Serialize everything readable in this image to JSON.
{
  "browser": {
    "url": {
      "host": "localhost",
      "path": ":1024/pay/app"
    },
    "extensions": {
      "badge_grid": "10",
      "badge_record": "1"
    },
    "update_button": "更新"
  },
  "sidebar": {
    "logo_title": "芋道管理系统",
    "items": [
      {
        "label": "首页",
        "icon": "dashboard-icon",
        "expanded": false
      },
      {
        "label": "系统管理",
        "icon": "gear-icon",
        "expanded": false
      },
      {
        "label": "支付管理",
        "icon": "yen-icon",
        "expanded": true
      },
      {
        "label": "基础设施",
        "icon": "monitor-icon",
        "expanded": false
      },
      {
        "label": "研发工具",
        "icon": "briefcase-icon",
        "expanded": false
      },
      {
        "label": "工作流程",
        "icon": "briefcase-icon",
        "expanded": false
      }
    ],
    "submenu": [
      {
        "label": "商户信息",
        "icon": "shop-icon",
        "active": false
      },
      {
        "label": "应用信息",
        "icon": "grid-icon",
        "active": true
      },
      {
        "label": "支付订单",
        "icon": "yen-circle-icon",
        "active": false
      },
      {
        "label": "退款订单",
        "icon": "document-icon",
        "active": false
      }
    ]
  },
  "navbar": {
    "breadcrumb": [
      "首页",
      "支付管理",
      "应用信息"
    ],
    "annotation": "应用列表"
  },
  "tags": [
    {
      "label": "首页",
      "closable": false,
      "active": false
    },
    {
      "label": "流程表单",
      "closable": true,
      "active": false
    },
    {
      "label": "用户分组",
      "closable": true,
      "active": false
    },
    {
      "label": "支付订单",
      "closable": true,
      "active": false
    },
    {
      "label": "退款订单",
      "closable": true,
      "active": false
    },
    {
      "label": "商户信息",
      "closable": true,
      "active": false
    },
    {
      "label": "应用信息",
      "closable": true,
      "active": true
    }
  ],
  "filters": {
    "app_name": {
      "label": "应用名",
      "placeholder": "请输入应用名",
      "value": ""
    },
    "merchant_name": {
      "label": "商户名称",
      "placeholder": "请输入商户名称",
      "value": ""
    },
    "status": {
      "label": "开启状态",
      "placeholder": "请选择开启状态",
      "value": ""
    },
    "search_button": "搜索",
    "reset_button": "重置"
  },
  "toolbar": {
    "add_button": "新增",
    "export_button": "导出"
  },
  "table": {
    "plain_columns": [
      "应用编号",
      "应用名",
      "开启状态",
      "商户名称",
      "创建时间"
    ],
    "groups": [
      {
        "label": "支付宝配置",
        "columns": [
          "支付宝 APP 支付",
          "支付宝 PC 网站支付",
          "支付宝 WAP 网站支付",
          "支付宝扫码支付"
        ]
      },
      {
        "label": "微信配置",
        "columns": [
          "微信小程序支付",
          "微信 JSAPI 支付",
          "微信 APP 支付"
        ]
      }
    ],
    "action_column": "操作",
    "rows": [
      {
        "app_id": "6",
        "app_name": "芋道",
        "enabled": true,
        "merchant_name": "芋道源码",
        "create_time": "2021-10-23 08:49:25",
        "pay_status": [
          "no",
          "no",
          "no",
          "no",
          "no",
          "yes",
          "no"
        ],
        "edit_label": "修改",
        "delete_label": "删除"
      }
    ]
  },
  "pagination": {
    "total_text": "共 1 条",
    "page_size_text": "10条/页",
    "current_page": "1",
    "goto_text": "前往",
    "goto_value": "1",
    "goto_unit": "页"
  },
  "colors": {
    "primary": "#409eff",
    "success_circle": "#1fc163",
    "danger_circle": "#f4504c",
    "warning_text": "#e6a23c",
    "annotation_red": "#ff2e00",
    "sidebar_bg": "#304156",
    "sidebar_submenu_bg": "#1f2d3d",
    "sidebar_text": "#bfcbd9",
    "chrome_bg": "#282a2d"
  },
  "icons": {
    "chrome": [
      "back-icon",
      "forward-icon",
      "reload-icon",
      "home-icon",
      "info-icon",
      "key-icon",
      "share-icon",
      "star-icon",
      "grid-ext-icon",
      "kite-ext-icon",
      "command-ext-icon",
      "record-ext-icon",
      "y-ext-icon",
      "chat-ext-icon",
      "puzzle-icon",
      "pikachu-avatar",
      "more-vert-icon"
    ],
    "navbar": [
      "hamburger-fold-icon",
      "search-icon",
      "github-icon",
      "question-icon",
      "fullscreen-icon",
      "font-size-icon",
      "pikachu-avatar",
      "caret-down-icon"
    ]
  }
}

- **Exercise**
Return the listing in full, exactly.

- **Result of this exercise**
Serialize everything readable in this image to JSON.
{
  "browser": {
    "url": {
      "host": "localhost",
      "path": ":1024/pay/app"
    },
    "extensions": {
      "badge_grid": "10",
      "badge_record": "1"
    },
    "update_button": "更新"
  },
  "sidebar": {
    "logo_title": "芋道管理系统",
    "items": [
      {
        "label": "首页",
        "icon": "dashboard-icon",
        "expanded": false
      },
      {
        "label": "系统管理",
        "icon": "gear-icon",
        "expanded": false
      },
      {
        "label": "支付管理",
        "icon": "yen-icon",
        "expanded": true
      },
      {
        "label": "基础设施",
        "icon": "monitor-icon",
        "expanded": false
      },
      {
        "label": "研发工具",
        "icon": "briefcase-icon",
        "expanded": false
      },
      {
        "label": "工作流程",
        "icon": "briefcase-icon",
        "expanded": false
      }
    ],
    "submenu": [
      {
        "label": "商户信息",
        "icon": "shop-icon",
        "active": false
      },
      {
        "label": "应用信息",
        "icon": "grid-icon",
        "active": true
      },
      {
        "label": "支付订单",
        "icon": "yen-circle-icon",
        "active": false
      },
      {
        "label": "退款订单",
        "icon": "document-icon",
        "active": false
      }
    ]
  },
  "navbar": {
    "breadcrumb": [
      "首页",
      "支付管理",
      "应用信息"
    ],
    "annotation": "应用列表"
  },
  "tags": [
    {
      "label": "首页",
      "closable": false,
      "active": false
    },
    {
      "label": "流程表单",
      "closable": true,
      "active": false
    },
    {
      "label": "用户分组",
      "closable": true,
      "active": false
    },
    {
      "label": "支付订单",
      "closable": true,
      "active": false
    },
    {
      "label": "退款订单",
      "closable": true,
      "active": false
    },
    {
      "label": "商户信息",
      "closable": true,
      "active": false
    },
    {
      "label": "应用信息",
      "closable": true,
      "active": true
    }
  ],
  "filters": {
    "app_name": {
      "label": "应用名",
      "placeholder": "请输入应用名",
      "value": ""
    },
    "merchant_name": {
      "label": "商户名称",
      "placeholder": "请输入商户名称",
      "value": ""
    },
    "status": {
      "label": "开启状态",
      "placeholder": "请选择开启状态",
      "value": ""
    },
    "search_button": "搜索",
    "reset_button": "重置"
  },
  "toolbar": {
    "add_button": "新增",
    "export_button": "导出"
  },
  "table": {
    "plain_columns": [
      "应用编号",
      "应用名",
      "开启状态",
      "商户名称",
      "创建时间"
    ],
    "groups": [
      {
        "label": "支付宝配置",
        "columns": [
          "支付宝 APP 支付",
          "支付宝 PC 网站支付",
          "支付宝 WAP 网站支付",
          "支付宝扫码支付"
        ]
      },
      {
        "label": "微信配置",
        "columns": [
          "微信小程序支付",
          "微信 JSAPI 支付",
          "微信 APP 支付"
        ]
      }
    ],
    "action_column": "操作",
    "rows": [
      {
        "app_id": "6",
        "app_name": "芋道",
        "enabled": true,
        "merchant_name": "芋道源码",
        "create_time": "2021-10-23 08:49:25",
        "pay_status": [
          "no",
          "no",
          "no",
          "no",
          "no",
          "yes",
          "no"
        ],
        "edit_label": "修改",
        "delete_label": "删除"
      }
    ]
  },
  "pagination": {
    "total_text": "共 1 条",
    "page_size_text": "10条/页",
    "current_page": "1",
    "goto_text": "前往",
    "goto_value": "1",
    "goto_unit": "页"
  },
  "colors": {
    "primary": "#409eff",
    "success_circle": "#1fc163",
    "danger_circle": "#f4504c",
    "warning_text": "#e6a23c",
    "annotation_red": "#ff2e00",
    "sidebar_bg": "#304156",
    "sidebar_submenu_bg": "#1f2d3d",
    "sidebar_text": "#bfcbd9",
    "chrome_bg": "#282a2d"
  },
  "icons": {
    "chrome": [
      "back-icon",
      "forward-icon",
      "reload-icon",
      "home-icon",
      "info-icon",
      "key-icon",
      "share-icon",
      "star-icon",
      "grid-ext-icon",
      "kite-ext-icon",
      "command-ext-icon",
      "record-ext-icon",
      "y-ext-icon",
      "chat-ext-icon",
      "puzzle-icon",
      "pikachu-avatar",
      "more-vert-icon"
    ],
    "navbar": [
      "hamburger-fold-icon",
      "search-icon",
      "github-icon",
      "question-icon",
      "fullscreen-icon",
      "font-size-icon",
      "pikachu-avatar",
      "caret-down-icon"
    ]
  }
}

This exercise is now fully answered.